In addition, by using both a CPC (Condensed Particle Counter) and a MCI (Multi-Nozzle Cascade Impactor) sampler, it has become possible to count the number of particles and measure the mass of the particles. In our test results, titanate reduced both particle number and particle mass (both PM2.5 and PM10).
This study suggests that frictional behaviour and wear particle amounts differ depending on the presence or absence of titanate, and reports on the mechanisms of those differences. We assume that these mechanisms are related in our previous studies of the chemical reaction between phenolic resin and titanate.
Performance of environmentally sustainable NAO Cu-free brake pads containing nitrile rubbers and recycled friction material
Vishal Reddy Singireddy, Southern Illinois University
As the automotive industry tends towards development of sustainable and environmentally friendly friction material, studies on potentially recycling and re-using friction material have become increasingly important. In this research, two brake pads, made of sustainable recycled friction material (ACI Industries, Ltd.), identical in formulation except the type of rubber (Zeon Chemicals L.P.), were developed in the laboratory.
Rubbers are a key component in brake friction material and impact dampening the friction level and stability, wear, vibration, and noise, by contributing to formation of friction layers and influencing mechanical and thermal and corrosion properties of brake pads.

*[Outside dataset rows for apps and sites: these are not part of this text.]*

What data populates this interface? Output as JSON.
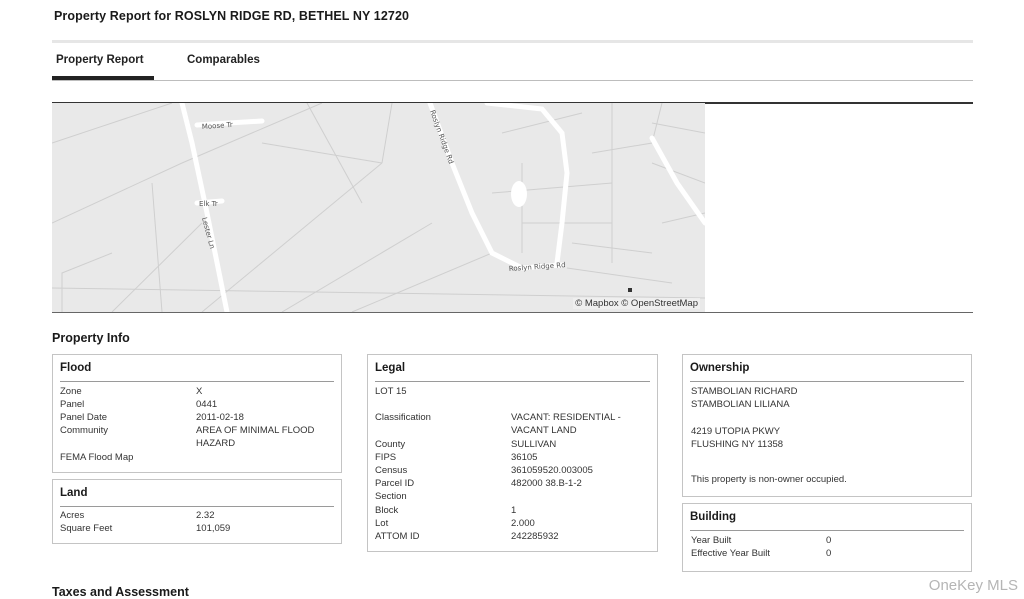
{
  "header": {
    "title": "Property Report for ROSLYN RIDGE RD, BETHEL NY 12720"
  },
  "tabs": [
    {
      "label": "Property Report",
      "active": true
    },
    {
      "label": "Comparables",
      "active": false
    }
  ],
  "map": {
    "street_labels": [
      "Moose Tr",
      "Roslyn Ridge Rd",
      "Elk Tr",
      "Lester Ln",
      "Roslyn Ridge Rd"
    ],
    "attribution": "© Mapbox © OpenStreetMap"
  },
  "property_info": {
    "heading": "Property Info",
    "flood": {
      "title": "Flood",
      "rows": [
        {
          "label": "Zone",
          "value": "X"
        },
        {
          "label": "Panel",
          "value": "0441"
        },
        {
          "label": "Panel Date",
          "value": "2011-02-18"
        },
        {
          "label": "Community",
          "value": "AREA OF MINIMAL FLOOD HAZARD"
        },
        {
          "label": "FEMA Flood Map",
          "value": ""
        }
      ]
    },
    "land": {
      "title": "Land",
      "rows": [
        {
          "label": "Acres",
          "value": "2.32"
        },
        {
          "label": "Square Feet",
          "value": "101,059"
        }
      ]
    },
    "legal": {
      "title": "Legal",
      "lot_line": "LOT 15",
      "rows": [
        {
          "label": "Classification",
          "value": "VACANT: RESIDENTIAL - VACANT LAND"
        },
        {
          "label": "County",
          "value": "SULLIVAN"
        },
        {
          "label": "FIPS",
          "value": "36105"
        },
        {
          "label": "Census",
          "value": "361059520.003005"
        },
        {
          "label": "Parcel ID",
          "value": "482000 38.B-1-2"
        },
        {
          "label": "Section",
          "value": ""
        },
        {
          "label": "Block",
          "value": "1"
        },
        {
          "label": "Lot",
          "value": "2.000"
        },
        {
          "label": "ATTOM ID",
          "value": "242285932"
        }
      ]
    },
    "ownership": {
      "title": "Ownership",
      "owners": [
        "STAMBOLIAN RICHARD",
        "STAMBOLIAN LILIANA"
      ],
      "address": [
        "4219 UTOPIA PKWY",
        "FLUSHING NY 11358"
      ],
      "note": "This property is non-owner occupied."
    },
    "building": {
      "title": "Building",
      "rows": [
        {
          "label": "Year Built",
          "value": "0"
        },
        {
          "label": "Effective Year Built",
          "value": "0"
        }
      ]
    }
  },
  "taxes": {
    "heading": "Taxes and Assessment"
  },
  "watermark": "OneKey MLS"
}
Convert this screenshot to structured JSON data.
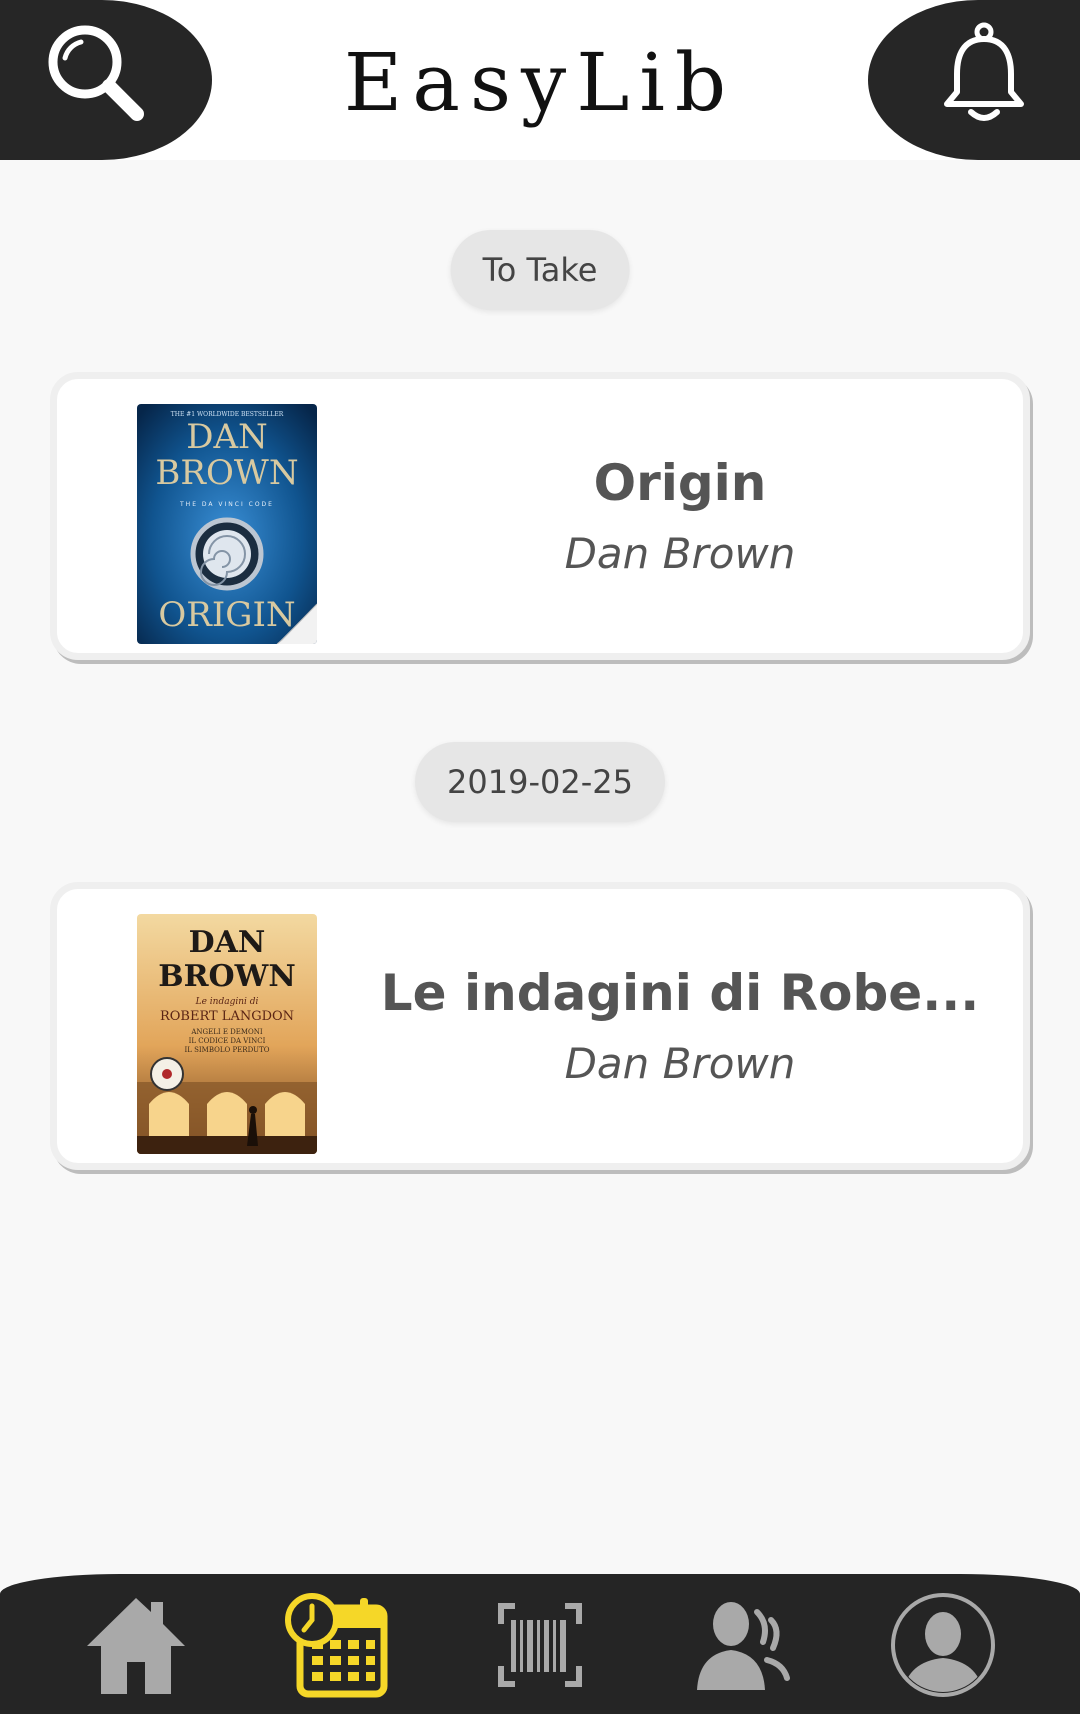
{
  "header": {
    "title": "EasyLib",
    "search_icon": "search-icon",
    "notifications_icon": "bell-icon"
  },
  "sections": [
    {
      "label": "To Take",
      "book": {
        "title": "Origin",
        "author": "Dan Brown"
      }
    },
    {
      "label": "2019-02-25",
      "book": {
        "title": "Le indagini di Robe...",
        "author": "Dan Brown"
      }
    }
  ],
  "covers": {
    "origin": {
      "top_line": "THE #1 WORLDWIDE BESTSELLER",
      "author_line_1": "DAN",
      "author_line_2": "BROWN",
      "tagline": "THE DA VINCI CODE",
      "title": "ORIGIN"
    },
    "indagini": {
      "author_line_1": "DAN",
      "author_line_2": "BROWN",
      "subtitle": "Le indagini di",
      "character": "ROBERT LANGDON",
      "books": [
        "ANGELI E DEMONI",
        "IL CODICE DA VINCI",
        "IL SIMBOLO PERDUTO"
      ]
    }
  },
  "bottom_nav": {
    "items": [
      "home-icon",
      "calendar-clock-icon",
      "barcode-icon",
      "community-icon",
      "profile-icon"
    ],
    "active": "calendar-clock-icon",
    "active_color": "#f5d728",
    "inactive_color": "#a9a9a9"
  },
  "colors": {
    "header_dark": "#262626",
    "background": "#f8f8f8",
    "card": "#ffffff",
    "chip": "#e6e6e6"
  }
}
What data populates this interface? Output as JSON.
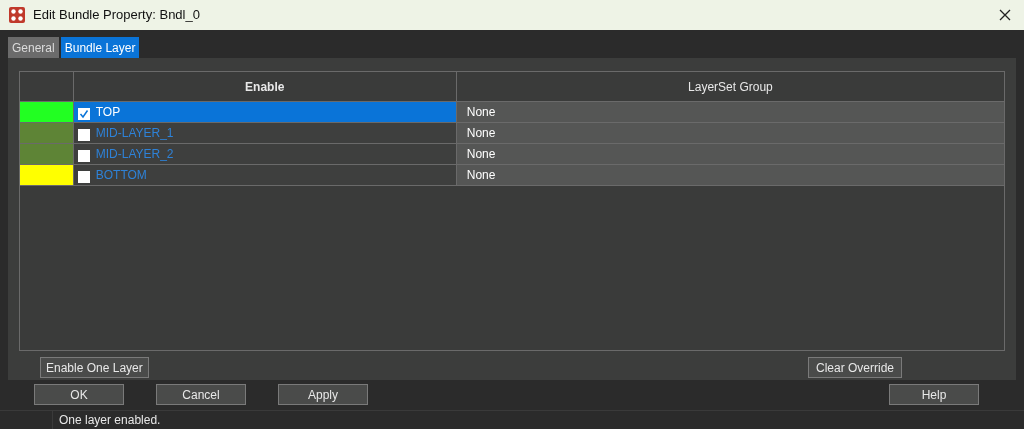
{
  "window": {
    "title": "Edit Bundle Property: Bndl_0"
  },
  "tabs": [
    {
      "label": "General",
      "selected": false
    },
    {
      "label": "Bundle Layer",
      "selected": true
    }
  ],
  "table": {
    "columns": [
      "Enable",
      "LayerSet Group"
    ],
    "rows": [
      {
        "color": "#22ff22",
        "checked": true,
        "selected": true,
        "layer": "TOP",
        "group": "None"
      },
      {
        "color": "#5e8436",
        "checked": false,
        "selected": false,
        "layer": "MID-LAYER_1",
        "group": "None"
      },
      {
        "color": "#5e8436",
        "checked": false,
        "selected": false,
        "layer": "MID-LAYER_2",
        "group": "None"
      },
      {
        "color": "#ffff00",
        "checked": false,
        "selected": false,
        "layer": "BOTTOM",
        "group": "None"
      }
    ]
  },
  "panel_buttons": [
    "Enable One Layer",
    "Clear Override"
  ],
  "dialog_buttons": [
    "OK",
    "Cancel",
    "Apply"
  ],
  "help_button": "Help",
  "status_bar": "One layer enabled."
}
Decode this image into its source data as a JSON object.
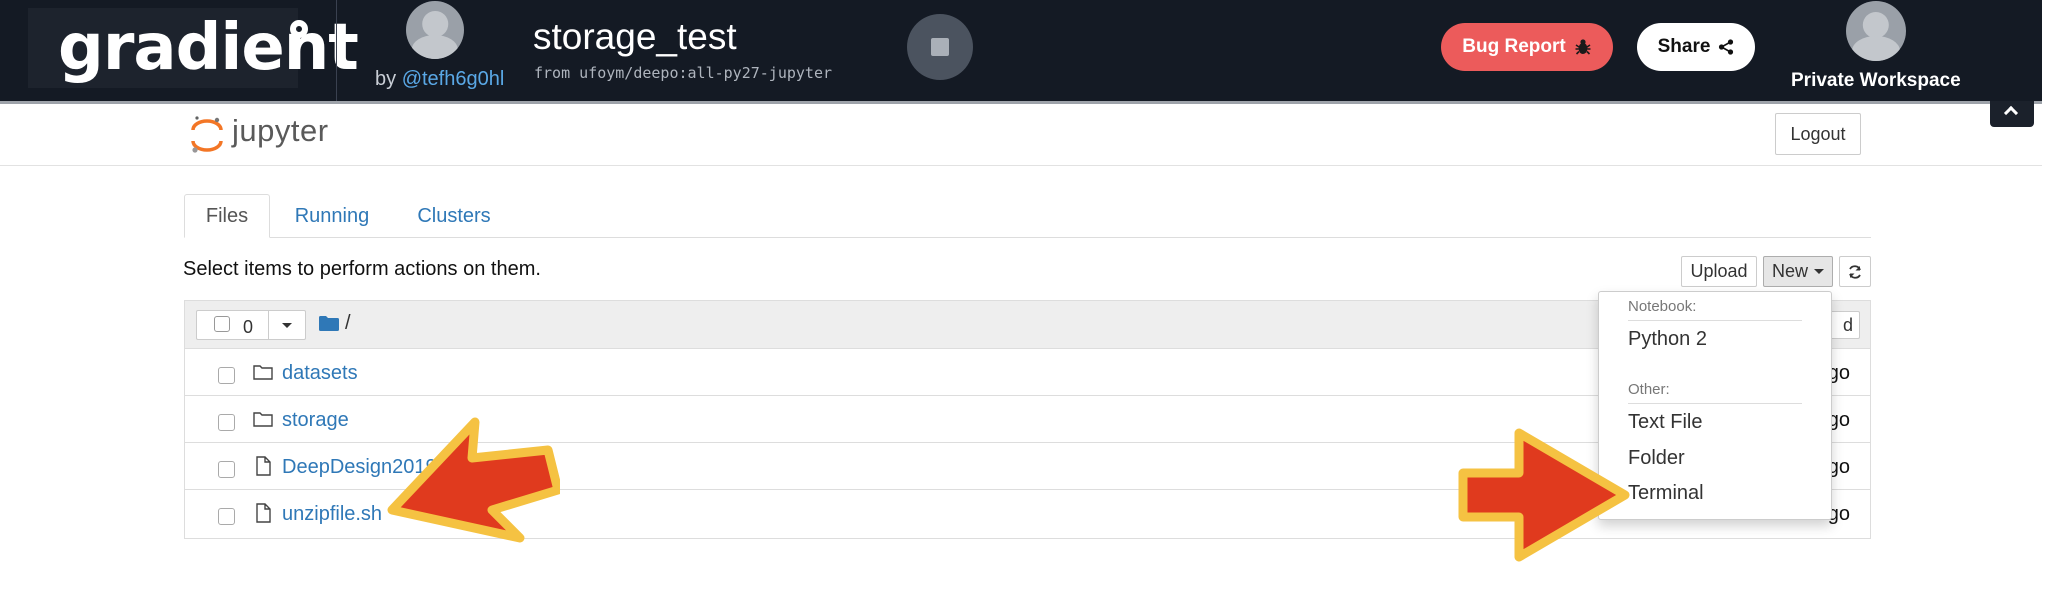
{
  "gradient": {
    "logo_text": "gradient",
    "owner_prefix": "by",
    "owner_handle": "@tefh6g0hl",
    "notebook_title": "storage_test",
    "notebook_source": "from ufoym/deepo:all-py27-jupyter",
    "bug_report_label": "Bug Report",
    "share_label": "Share",
    "workspace_label": "Private Workspace",
    "colors": {
      "topbar": "#141a24",
      "bug_report": "#ec5b5b",
      "link": "#5aa8e6"
    }
  },
  "jupyter": {
    "logo_text": "jupyter",
    "logout_label": "Logout",
    "tabs": [
      {
        "label": "Files",
        "active": true
      },
      {
        "label": "Running",
        "active": false
      },
      {
        "label": "Clusters",
        "active": false
      }
    ],
    "select_hint": "Select items to perform actions on them.",
    "toolbar": {
      "upload_label": "Upload",
      "new_label": "New"
    },
    "list_header": {
      "selected_count": "0",
      "path": "/",
      "right_button_visible_text": "d"
    },
    "files": [
      {
        "name": "datasets",
        "type": "folder",
        "modified_visible": "ago"
      },
      {
        "name": "storage",
        "type": "folder",
        "modified_visible": "ago"
      },
      {
        "name": "DeepDesign2019-",
        "type": "file",
        "modified_visible": "ago"
      },
      {
        "name": "unzipfile.sh",
        "type": "file",
        "modified_visible": "seconds ago"
      }
    ],
    "new_menu": {
      "notebook_heading": "Notebook:",
      "notebook_items": [
        "Python 2"
      ],
      "other_heading": "Other:",
      "other_items": [
        "Text File",
        "Folder",
        "Terminal"
      ]
    },
    "colors": {
      "link": "#2f78b7",
      "logo_orange": "#f37626"
    }
  },
  "annotations": {
    "arrow_color": "#e03a1e",
    "arrow_border": "#f5c242"
  }
}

These aspects become even more relevant when electric vehicles are considered since they are almost noise-free.
The laboratory-developed samples were tested by adopting the scaled-down SAE J2522 brake effectiveness procedure [1, 2, 3] against surface treated commercially available pearlitic gray cast iron rotors (Waupaca Foundry Inc.), [4, 5]. Universal Mechanical Tester (UMT, Tribolab by Bruker) was used to perform the test. Vibrational response was characterized by using a triaxial ICP accelerometer (PCB Electronics, Model = 356A45), sound pressure levels were monitored by a ¼” free-field prepolarized microphone (PCB Electronics, Model = 377C01) and data from them were collected using a high-performance oscilloscope (Agilent Technologies, Model = MSOX2024A) and DAQ (NI USB - 6218). Wear debris and the friction surfaces of tested samples were analyzed using Scanning Electron Microscopy (FEI, Model: Quanta FEG450) and Energy Dispersive X-ray spectroscopy (EDX, Oxford Instruments). Mechanical properties, density and porosity were measured using CV Shore D durometer (ASTM D2240) and AWS ALX – 310 precision balance. The developed lightweight samples exhibited extremely low open porosity (< 3.5 %) and optimal (with respect to compressibility) hardness (~ 55). The newly developed pads when tested against coated rotors developed optimal friction layer responsible for very stable and relatively high friction levels, very low wear of pads and rotors, and a extremely "quiet" operating conditions. This performance was ascribed to a combined effect of the i) appropriate friction layer, ii) hardness and compressibility, and iii) the low porosity.
 Rohith Redda Boyna, “Impact of Friction Test Scale on Brake Friction Performance”, Master’s thesis, Southern Illinois University Carbondale, December 2016
 Vishal Reddy, et al., "Impact of Acrylic Fiber on the Performance of Newly Developed Friction Materials for Vehicles with Regenerative Braking," 38th Annual SAE Brake Colloquium (Online and on-demand), Oct. 2020 [oral presentation only]
 Vishal Reddy, et al., “On Scaled-down Bench Testing to Accelerate Development of Novel Friction Brake Materials” (to be published)
 Filip, Peter, and Nathan K. Meckel. "Wear resistant braking systems." U.S. Patent 10,895,295, issued January 19, 2021.
 Filip, Peter, and Nathan K. Meckel. "Wear resistant braking systems." U.S. Patent 10,197,121, issued February 5, 2019.